The Sun and Richard Lippold. 1966. Directed by Leo Hurwitz. Cinematography by Manfred Kirchheimer. 30 min.
Richard Lippold’s The Sun was a kinetic sculpture of gossamer gold wire that hung over the Metropolitan Museum of Art’s Persian carpets in the 1950s. Inspired by this radiant symbol of midcentury Existentialism, Hurwitz and Kirchheimer went on a walkabout in search of similar geometric patterns and spiritual delights, from the Brooklyn Bridge to a coal dumper, a sunflower, and a spider’s web. 30 min.
Discovery in a Painting. 1968/2014. Directed by Leo Hurwitz. Produced by Hurwitz, Manfred Kirchheimer. 30 min.

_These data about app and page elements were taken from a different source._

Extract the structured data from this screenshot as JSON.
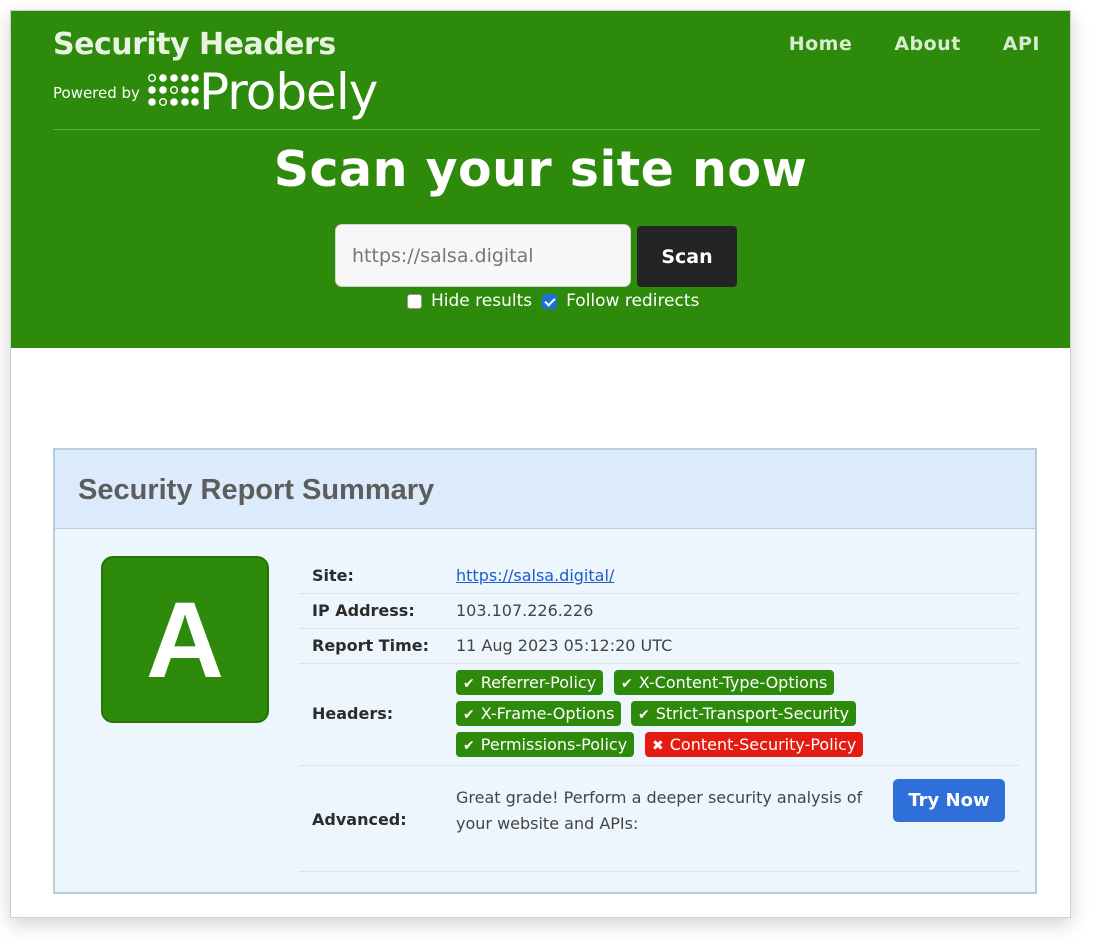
{
  "header": {
    "title": "Security Headers",
    "powered_by": "Powered by",
    "logo_text": "Probely",
    "nav": [
      "Home",
      "About",
      "API"
    ]
  },
  "hero": {
    "heading": "Scan your site now",
    "input_value": "https://salsa.digital",
    "scan_label": "Scan",
    "hide_results_label": "Hide results",
    "hide_results_checked": false,
    "follow_redirects_label": "Follow redirects",
    "follow_redirects_checked": true
  },
  "report": {
    "title": "Security Report Summary",
    "grade": "A",
    "site_label": "Site:",
    "site_value": "https://salsa.digital/",
    "ip_label": "IP Address:",
    "ip_value": "103.107.226.226",
    "time_label": "Report Time:",
    "time_value": "11 Aug 2023 05:12:20 UTC",
    "headers_label": "Headers:",
    "headers": [
      {
        "name": "Referrer-Policy",
        "status": "pass"
      },
      {
        "name": "X-Content-Type-Options",
        "status": "pass"
      },
      {
        "name": "X-Frame-Options",
        "status": "pass"
      },
      {
        "name": "Strict-Transport-Security",
        "status": "pass"
      },
      {
        "name": "Permissions-Policy",
        "status": "pass"
      },
      {
        "name": "Content-Security-Policy",
        "status": "fail"
      }
    ],
    "advanced_label": "Advanced:",
    "advanced_text": "Great grade! Perform a deeper security analysis of your website and APIs:",
    "try_now_label": "Try Now"
  },
  "colors": {
    "brand_green": "#2d8a0b",
    "fail_red": "#e41b10",
    "button_blue": "#2e6fd9"
  }
}
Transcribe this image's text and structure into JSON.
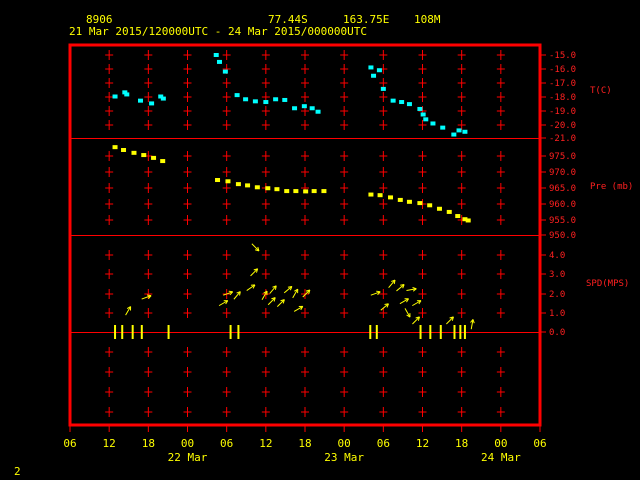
{
  "header": {
    "station_id": "8906",
    "latitude": "77.44S",
    "longitude": "163.75E",
    "elevation": "108M",
    "time_range": "21 Mar 2015/120000UTC - 24 Mar 2015/000000UTC"
  },
  "page_number": "2",
  "colors": {
    "frame": "#ff0000",
    "temperature": "#00ffff",
    "pressure": "#ffff00",
    "wind": "#ffff00",
    "axis_text": "#ff2020",
    "header_text": "#ffff00"
  },
  "chart_data": {
    "type": "scatter",
    "x_unit": "hours since 21 Mar 2015 06UTC",
    "x_tick_labels": [
      "06",
      "12",
      "18",
      "00",
      "06",
      "12",
      "18",
      "00",
      "06",
      "12",
      "18",
      "00",
      "06"
    ],
    "x_range": [
      0,
      72
    ],
    "date_labels": [
      {
        "text": "22 Mar",
        "x": 18
      },
      {
        "text": "23 Mar",
        "x": 42
      },
      {
        "text": "24 Mar",
        "x": 66
      }
    ],
    "panels": [
      {
        "name": "temperature",
        "label": "T(C)",
        "ticks": [
          "-15.0",
          "-16.0",
          "-17.0",
          "-18.0",
          "-19.0",
          "-20.0",
          "-21.0"
        ],
        "ylim": [
          -21,
          -15
        ],
        "points": [
          {
            "x": 6.9,
            "y": -18.0
          },
          {
            "x": 8.4,
            "y": -17.7
          },
          {
            "x": 8.7,
            "y": -17.85
          },
          {
            "x": 10.8,
            "y": -18.3
          },
          {
            "x": 12.5,
            "y": -18.5
          },
          {
            "x": 13.9,
            "y": -18.0
          },
          {
            "x": 14.3,
            "y": -18.15
          },
          {
            "x": 22.4,
            "y": -15.0
          },
          {
            "x": 22.9,
            "y": -15.5
          },
          {
            "x": 23.8,
            "y": -16.2
          },
          {
            "x": 25.6,
            "y": -17.9
          },
          {
            "x": 26.9,
            "y": -18.2
          },
          {
            "x": 28.4,
            "y": -18.35
          },
          {
            "x": 30.0,
            "y": -18.4
          },
          {
            "x": 31.5,
            "y": -18.2
          },
          {
            "x": 32.9,
            "y": -18.25
          },
          {
            "x": 34.4,
            "y": -18.85
          },
          {
            "x": 35.9,
            "y": -18.7
          },
          {
            "x": 37.1,
            "y": -18.85
          },
          {
            "x": 38.0,
            "y": -19.1
          },
          {
            "x": 46.1,
            "y": -15.9
          },
          {
            "x": 47.4,
            "y": -16.1
          },
          {
            "x": 46.5,
            "y": -16.5
          },
          {
            "x": 48.0,
            "y": -17.45
          },
          {
            "x": 49.5,
            "y": -18.3
          },
          {
            "x": 50.8,
            "y": -18.4
          },
          {
            "x": 52.0,
            "y": -18.55
          },
          {
            "x": 53.6,
            "y": -18.9
          },
          {
            "x": 54.1,
            "y": -19.3
          },
          {
            "x": 54.5,
            "y": -19.65
          },
          {
            "x": 55.6,
            "y": -19.95
          },
          {
            "x": 57.1,
            "y": -20.25
          },
          {
            "x": 58.8,
            "y": -20.75
          },
          {
            "x": 59.6,
            "y": -20.45
          },
          {
            "x": 60.5,
            "y": -20.55
          }
        ]
      },
      {
        "name": "pressure",
        "label": "Pre (mb)",
        "ticks": [
          "975.0",
          "970.0",
          "965.0",
          "960.0",
          "955.0",
          "950.0"
        ],
        "ylim": [
          950,
          980
        ],
        "top_label": "",
        "points": [
          {
            "x": 6.9,
            "y": 977.8
          },
          {
            "x": 8.2,
            "y": 976.9
          },
          {
            "x": 9.8,
            "y": 976.0
          },
          {
            "x": 11.3,
            "y": 975.3
          },
          {
            "x": 12.8,
            "y": 974.4
          },
          {
            "x": 14.2,
            "y": 973.4
          },
          {
            "x": 22.6,
            "y": 967.4
          },
          {
            "x": 24.2,
            "y": 967.0
          },
          {
            "x": 25.8,
            "y": 966.1
          },
          {
            "x": 27.2,
            "y": 965.7
          },
          {
            "x": 28.7,
            "y": 965.1
          },
          {
            "x": 30.3,
            "y": 964.8
          },
          {
            "x": 31.7,
            "y": 964.5
          },
          {
            "x": 33.2,
            "y": 963.9
          },
          {
            "x": 34.6,
            "y": 963.9
          },
          {
            "x": 36.1,
            "y": 963.8
          },
          {
            "x": 37.4,
            "y": 963.9
          },
          {
            "x": 38.9,
            "y": 963.9
          },
          {
            "x": 46.1,
            "y": 962.8
          },
          {
            "x": 47.5,
            "y": 962.6
          },
          {
            "x": 49.1,
            "y": 961.9
          },
          {
            "x": 50.6,
            "y": 961.1
          },
          {
            "x": 52.0,
            "y": 960.5
          },
          {
            "x": 53.6,
            "y": 960.1
          },
          {
            "x": 55.1,
            "y": 959.4
          },
          {
            "x": 56.6,
            "y": 958.3
          },
          {
            "x": 58.1,
            "y": 957.3
          },
          {
            "x": 59.4,
            "y": 956.0
          },
          {
            "x": 60.5,
            "y": 955.0
          },
          {
            "x": 61.0,
            "y": 954.6
          }
        ]
      },
      {
        "name": "wind",
        "label": "SPD(MPS)",
        "ticks": [
          "4.0",
          "3.0",
          "2.0",
          "1.0",
          "0.0"
        ],
        "ylim": [
          0,
          4.6
        ],
        "arrows": [
          {
            "x": 8.9,
            "y": 1.1,
            "dir": 60
          },
          {
            "x": 11.7,
            "y": 1.8,
            "dir": 20
          },
          {
            "x": 23.5,
            "y": 1.5,
            "dir": 30
          },
          {
            "x": 24.2,
            "y": 2.0,
            "dir": 20
          },
          {
            "x": 25.6,
            "y": 1.9,
            "dir": 50
          },
          {
            "x": 27.7,
            "y": 2.3,
            "dir": 35
          },
          {
            "x": 28.4,
            "y": 4.4,
            "dir": -45
          },
          {
            "x": 28.2,
            "y": 3.1,
            "dir": 45
          },
          {
            "x": 29.8,
            "y": 1.9,
            "dir": 60
          },
          {
            "x": 30.9,
            "y": 1.6,
            "dir": 45
          },
          {
            "x": 31.1,
            "y": 2.2,
            "dir": 50
          },
          {
            "x": 32.3,
            "y": 1.5,
            "dir": 45
          },
          {
            "x": 33.4,
            "y": 2.2,
            "dir": 40
          },
          {
            "x": 34.5,
            "y": 2.0,
            "dir": 60
          },
          {
            "x": 35.0,
            "y": 1.2,
            "dir": 30
          },
          {
            "x": 36.2,
            "y": 2.0,
            "dir": 45
          },
          {
            "x": 46.8,
            "y": 2.0,
            "dir": 20
          },
          {
            "x": 48.2,
            "y": 1.3,
            "dir": 40
          },
          {
            "x": 49.3,
            "y": 2.5,
            "dir": 50
          },
          {
            "x": 50.6,
            "y": 2.3,
            "dir": 40
          },
          {
            "x": 51.2,
            "y": 1.6,
            "dir": 30
          },
          {
            "x": 51.7,
            "y": 1.0,
            "dir": -60
          },
          {
            "x": 52.3,
            "y": 2.2,
            "dir": 10
          },
          {
            "x": 53.1,
            "y": 1.5,
            "dir": 30
          },
          {
            "x": 53.0,
            "y": 0.6,
            "dir": 45
          },
          {
            "x": 58.2,
            "y": 0.6,
            "dir": 45
          },
          {
            "x": 61.6,
            "y": 0.4,
            "dir": 80
          }
        ],
        "calm_marks": [
          6.9,
          8.0,
          9.6,
          11.0,
          15.1,
          24.6,
          25.8,
          46.0,
          47.0,
          53.7,
          55.2,
          56.8,
          58.9,
          59.8,
          60.5
        ]
      }
    ]
  }
}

In 1968, Hurwitz and Kirchheimer cast their Kino Eye on Cézanne’s Still Life with Apples, one of the foundational works of modernism in MoMA’s collection. The result—to which Kirchheimer added a score after Hurwitz’s death—is a mesmerizing exploration of surface detail, color, abstraction, geometry, and artist’s facture that only intensifies the painting’s mysteries.